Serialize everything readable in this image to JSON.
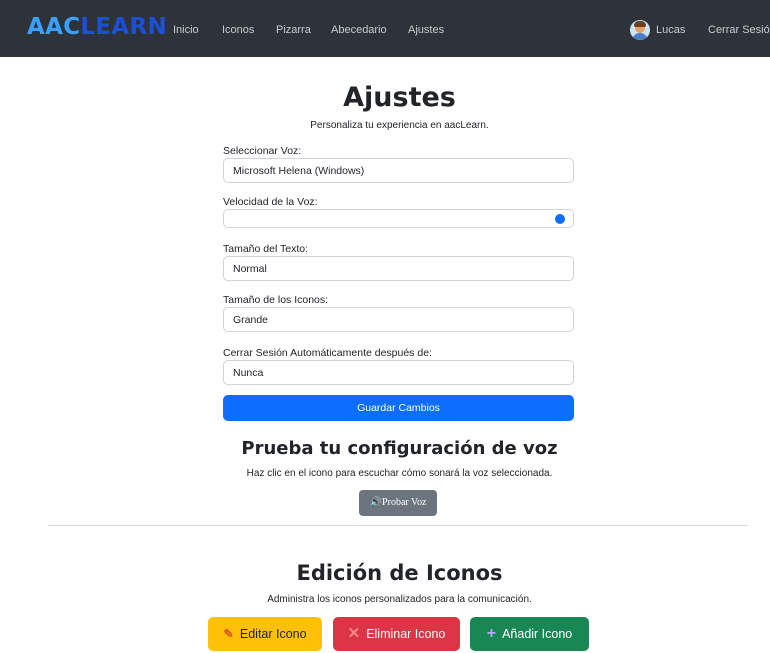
{
  "nav": {
    "brand_part1": "AAC",
    "brand_part2": "LEARN",
    "links": [
      "Inicio",
      "Iconos",
      "Pizarra",
      "Abecedario",
      "Ajustes"
    ],
    "user_name": "Lucas",
    "logout": "Cerrar Sesión"
  },
  "settings": {
    "title": "Ajustes",
    "subtitle": "Personaliza tu experiencia en aacLearn.",
    "voice_label": "Seleccionar Voz:",
    "voice_value": "Microsoft Helena (Windows)",
    "speed_label": "Velocidad de la Voz:",
    "speed_value": 1.0,
    "text_size_label": "Tamaño del Texto:",
    "text_size_value": "Normal",
    "icon_size_label": "Tamaño de los Iconos:",
    "icon_size_value": "Grande",
    "auto_logout_label": "Cerrar Sesión Automáticamente después de:",
    "auto_logout_value": "Nunca",
    "save_button": "Guardar Cambios"
  },
  "voice_test": {
    "title": "Prueba tu configuración de voz",
    "subtitle": "Haz clic en el icono para escuchar cómo sonará la voz seleccionada.",
    "button_icon": "speaker-icon",
    "button_label": "Probar Voz"
  },
  "icon_editing": {
    "title": "Edición de Iconos",
    "subtitle": "Administra los iconos personalizados para la comunicación.",
    "edit_label": "Editar Icono",
    "edit_icon": "pencil-icon",
    "delete_label": "Eliminar Icono",
    "delete_icon": "cross-icon",
    "add_label": "Añadir Icono",
    "add_icon": "plus-icon"
  },
  "colors": {
    "navbar": "#2d3339",
    "primary": "#0d6efd",
    "secondary": "#6c757d",
    "warning": "#ffc107",
    "danger": "#dc3545",
    "success": "#198754"
  }
}
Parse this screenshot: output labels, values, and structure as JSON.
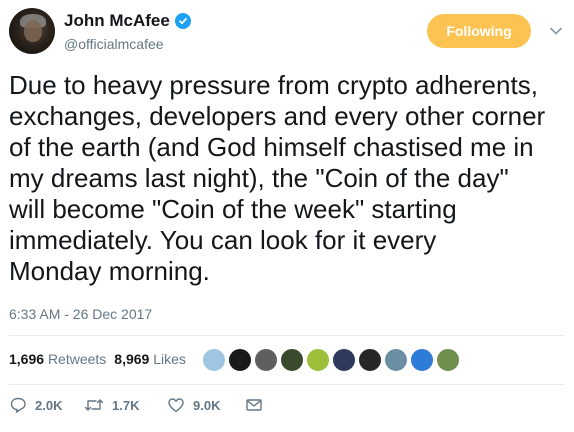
{
  "author": {
    "display_name": "John McAfee",
    "handle": "@officialmcafee",
    "verified_icon": "verified-badge-icon"
  },
  "follow_button": {
    "label": "Following",
    "color": "#fdc352"
  },
  "tweet": {
    "text": "Due to heavy pressure from crypto adherents,\nexchanges, developers and every other corner\nof the earth (and God himself chastised me in\nmy dreams last night), the \"Coin of the day\"\nwill become \"Coin of the week\" starting\nimmediately. You can look for it every\nMonday morning.",
    "timestamp": "6:33 AM - 26 Dec 2017"
  },
  "stats": {
    "retweets_count": "1,696",
    "retweets_label": "Retweets",
    "likes_count": "8,969",
    "likes_label": "Likes"
  },
  "liker_avatars": [
    {
      "color": "#9fc6e0"
    },
    {
      "color": "#1a1a1a"
    },
    {
      "color": "#5f5f5f"
    },
    {
      "color": "#3b4a2e"
    },
    {
      "color": "#9bbf3a"
    },
    {
      "color": "#2d3a5c"
    },
    {
      "color": "#262626"
    },
    {
      "color": "#6c8ea3"
    },
    {
      "color": "#2f7bd8"
    },
    {
      "color": "#6f8f4d"
    }
  ],
  "actions": {
    "reply_count": "2.0K",
    "retweet_count": "1.7K",
    "like_count": "9.0K"
  },
  "colors": {
    "text_primary": "#14171a",
    "text_secondary": "#657786",
    "divider": "#e6ecf0",
    "verified_blue": "#1da1f2"
  }
}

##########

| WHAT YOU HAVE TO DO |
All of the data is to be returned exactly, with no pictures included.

| SOLUTION FOR THIS EXERCISE |
Serialize everything readable in this image to JSON.
{
  "nav": {
    "brand_part1": "AAC",
    "brand_part2": "LEARN",
    "links": [
      "Inicio",
      "Iconos",
      "Pizarra",
      "Abecedario",
      "Ajustes"
    ],
    "user_name": "Lucas",
    "logout": "Cerrar Sesión"
  },
  "settings": {
    "title": "Ajustes",
    "subtitle": "Personaliza tu experiencia en aacLearn.",
    "voice_label": "Seleccionar Voz:",
    "voice_value": "Microsoft Helena (Windows)",
    "speed_label": "Velocidad de la Voz:",
    "speed_value": 1.0,
    "text_size_label": "Tamaño del Texto:",
    "text_size_value": "Normal",
    "icon_size_label": "Tamaño de los Iconos:",
    "icon_size_value": "Grande",
    "auto_logout_label": "Cerrar Sesión Automáticamente después de:",
    "auto_logout_value": "Nunca",
    "save_button": "Guardar Cambios"
  },
  "voice_test": {
    "title": "Prueba tu configuración de voz",
    "subtitle": "Haz clic en el icono para escuchar cómo sonará la voz seleccionada.",
    "button_icon": "speaker-icon",
    "button_label": "Probar Voz"
  },
  "icon_editing": {
    "title": "Edición de Iconos",
    "subtitle": "Administra los iconos personalizados para la comunicación.",
    "edit_label": "Editar Icono",
    "edit_icon": "pencil-icon",
    "delete_label": "Eliminar Icono",
    "delete_icon": "cross-icon",
    "add_label": "Añadir Icono",
    "add_icon": "plus-icon"
  },
  "colors": {
    "navbar": "#2d3339",
    "primary": "#0d6efd",
    "secondary": "#6c757d",
    "warning": "#ffc107",
    "danger": "#dc3545",
    "success": "#198754"
  }
}
Parse this screenshot: output labels, values, and structure as JSON.
{
  "author": {
    "display_name": "John McAfee",
    "handle": "@officialmcafee",
    "verified_icon": "verified-badge-icon"
  },
  "follow_button": {
    "label": "Following",
    "color": "#fdc352"
  },
  "tweet": {
    "text": "Due to heavy pressure from crypto adherents,\nexchanges, developers and every other corner\nof the earth (and God himself chastised me in\nmy dreams last night), the \"Coin of the day\"\nwill become \"Coin of the week\" starting\nimmediately. You can look for it every\nMonday morning.",
    "timestamp": "6:33 AM - 26 Dec 2017"
  },
  "stats": {
    "retweets_count": "1,696",
    "retweets_label": "Retweets",
    "likes_count": "8,969",
    "likes_label": "Likes"
  },
  "liker_avatars": [
    {
      "color": "#9fc6e0"
    },
    {
      "color": "#1a1a1a"
    },
    {
      "color": "#5f5f5f"
    },
    {
      "color": "#3b4a2e"
    },
    {
      "color": "#9bbf3a"
    },
    {
      "color": "#2d3a5c"
    },
    {
      "color": "#262626"
    },
    {
      "color": "#6c8ea3"
    },
    {
      "color": "#2f7bd8"
    },
    {
      "color": "#6f8f4d"
    }
  ],
  "actions": {
    "reply_count": "2.0K",
    "retweet_count": "1.7K",
    "like_count": "9.0K"
  },
  "colors": {
    "text_primary": "#14171a",
    "text_secondary": "#657786",
    "divider": "#e6ecf0",
    "verified_blue": "#1da1f2"
  }
}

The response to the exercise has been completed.